What is expected: Give back an exact copy of the listing that follows, without the pictures.

Dataset records:
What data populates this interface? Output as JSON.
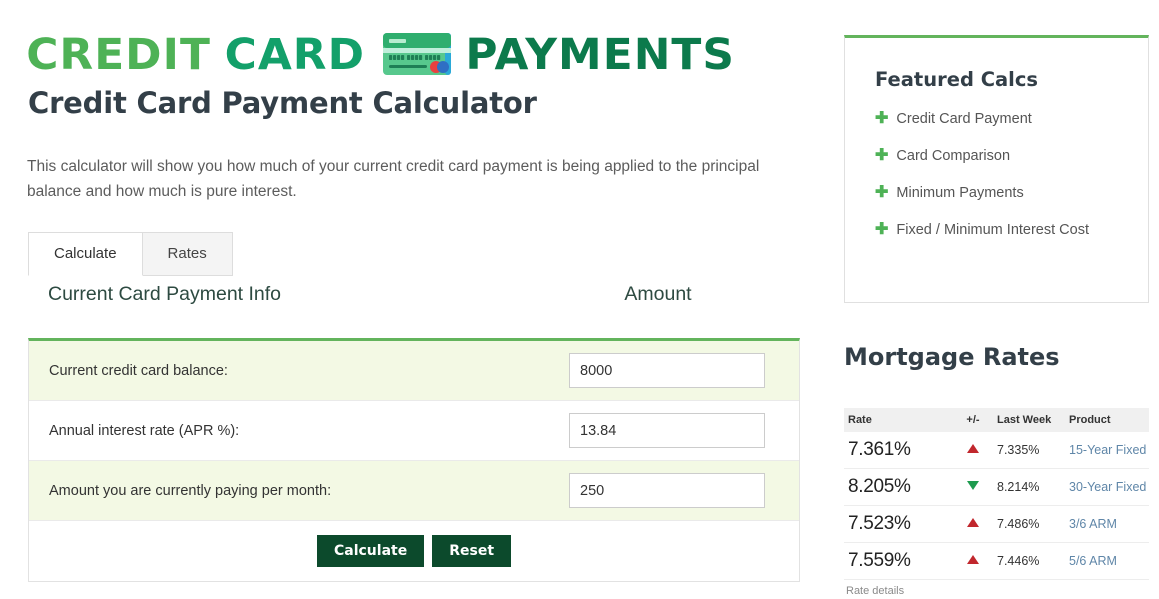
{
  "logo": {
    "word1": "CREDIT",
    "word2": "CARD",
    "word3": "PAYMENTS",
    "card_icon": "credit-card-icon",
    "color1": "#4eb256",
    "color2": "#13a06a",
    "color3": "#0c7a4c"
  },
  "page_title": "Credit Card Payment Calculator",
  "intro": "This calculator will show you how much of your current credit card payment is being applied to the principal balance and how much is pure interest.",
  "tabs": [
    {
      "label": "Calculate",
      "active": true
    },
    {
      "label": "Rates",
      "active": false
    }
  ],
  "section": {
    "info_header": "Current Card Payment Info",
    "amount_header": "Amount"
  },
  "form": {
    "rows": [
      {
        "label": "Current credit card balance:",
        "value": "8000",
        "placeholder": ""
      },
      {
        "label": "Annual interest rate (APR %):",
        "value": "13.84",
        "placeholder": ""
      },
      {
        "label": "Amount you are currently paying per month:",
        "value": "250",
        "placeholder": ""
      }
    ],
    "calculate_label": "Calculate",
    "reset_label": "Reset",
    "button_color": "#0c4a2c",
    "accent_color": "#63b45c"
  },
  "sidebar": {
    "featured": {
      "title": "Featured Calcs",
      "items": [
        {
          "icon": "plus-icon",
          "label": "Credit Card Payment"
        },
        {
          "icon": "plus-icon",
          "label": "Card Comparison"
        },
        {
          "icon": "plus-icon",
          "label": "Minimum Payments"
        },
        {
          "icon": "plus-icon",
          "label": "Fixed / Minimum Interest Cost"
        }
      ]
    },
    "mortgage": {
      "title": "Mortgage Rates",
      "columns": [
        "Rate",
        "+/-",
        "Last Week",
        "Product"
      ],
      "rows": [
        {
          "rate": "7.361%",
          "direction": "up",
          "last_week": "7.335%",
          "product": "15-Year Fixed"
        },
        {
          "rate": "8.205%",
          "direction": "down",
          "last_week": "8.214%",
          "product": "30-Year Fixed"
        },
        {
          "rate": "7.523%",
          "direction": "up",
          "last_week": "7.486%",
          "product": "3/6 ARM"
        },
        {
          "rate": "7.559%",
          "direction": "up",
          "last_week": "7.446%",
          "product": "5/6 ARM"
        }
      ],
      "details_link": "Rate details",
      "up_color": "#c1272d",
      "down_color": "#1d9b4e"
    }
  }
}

Result of this task:
What data populates this interface? Output as JSON.
{
  "logo": {
    "word1": "CREDIT",
    "word2": "CARD",
    "word3": "PAYMENTS",
    "card_icon": "credit-card-icon",
    "color1": "#4eb256",
    "color2": "#13a06a",
    "color3": "#0c7a4c"
  },
  "page_title": "Credit Card Payment Calculator",
  "intro": "This calculator will show you how much of your current credit card payment is being applied to the principal balance and how much is pure interest.",
  "tabs": [
    {
      "label": "Calculate",
      "active": true
    },
    {
      "label": "Rates",
      "active": false
    }
  ],
  "section": {
    "info_header": "Current Card Payment Info",
    "amount_header": "Amount"
  },
  "form": {
    "rows": [
      {
        "label": "Current credit card balance:",
        "value": "8000",
        "placeholder": ""
      },
      {
        "label": "Annual interest rate (APR %):",
        "value": "13.84",
        "placeholder": ""
      },
      {
        "label": "Amount you are currently paying per month:",
        "value": "250",
        "placeholder": ""
      }
    ],
    "calculate_label": "Calculate",
    "reset_label": "Reset",
    "button_color": "#0c4a2c",
    "accent_color": "#63b45c"
  },
  "sidebar": {
    "featured": {
      "title": "Featured Calcs",
      "items": [
        {
          "icon": "plus-icon",
          "label": "Credit Card Payment"
        },
        {
          "icon": "plus-icon",
          "label": "Card Comparison"
        },
        {
          "icon": "plus-icon",
          "label": "Minimum Payments"
        },
        {
          "icon": "plus-icon",
          "label": "Fixed / Minimum Interest Cost"
        }
      ]
    },
    "mortgage": {
      "title": "Mortgage Rates",
      "columns": [
        "Rate",
        "+/-",
        "Last Week",
        "Product"
      ],
      "rows": [
        {
          "rate": "7.361%",
          "direction": "up",
          "last_week": "7.335%",
          "product": "15-Year Fixed"
        },
        {
          "rate": "8.205%",
          "direction": "down",
          "last_week": "8.214%",
          "product": "30-Year Fixed"
        },
        {
          "rate": "7.523%",
          "direction": "up",
          "last_week": "7.486%",
          "product": "3/6 ARM"
        },
        {
          "rate": "7.559%",
          "direction": "up",
          "last_week": "7.446%",
          "product": "5/6 ARM"
        }
      ],
      "details_link": "Rate details",
      "up_color": "#c1272d",
      "down_color": "#1d9b4e"
    }
  }
}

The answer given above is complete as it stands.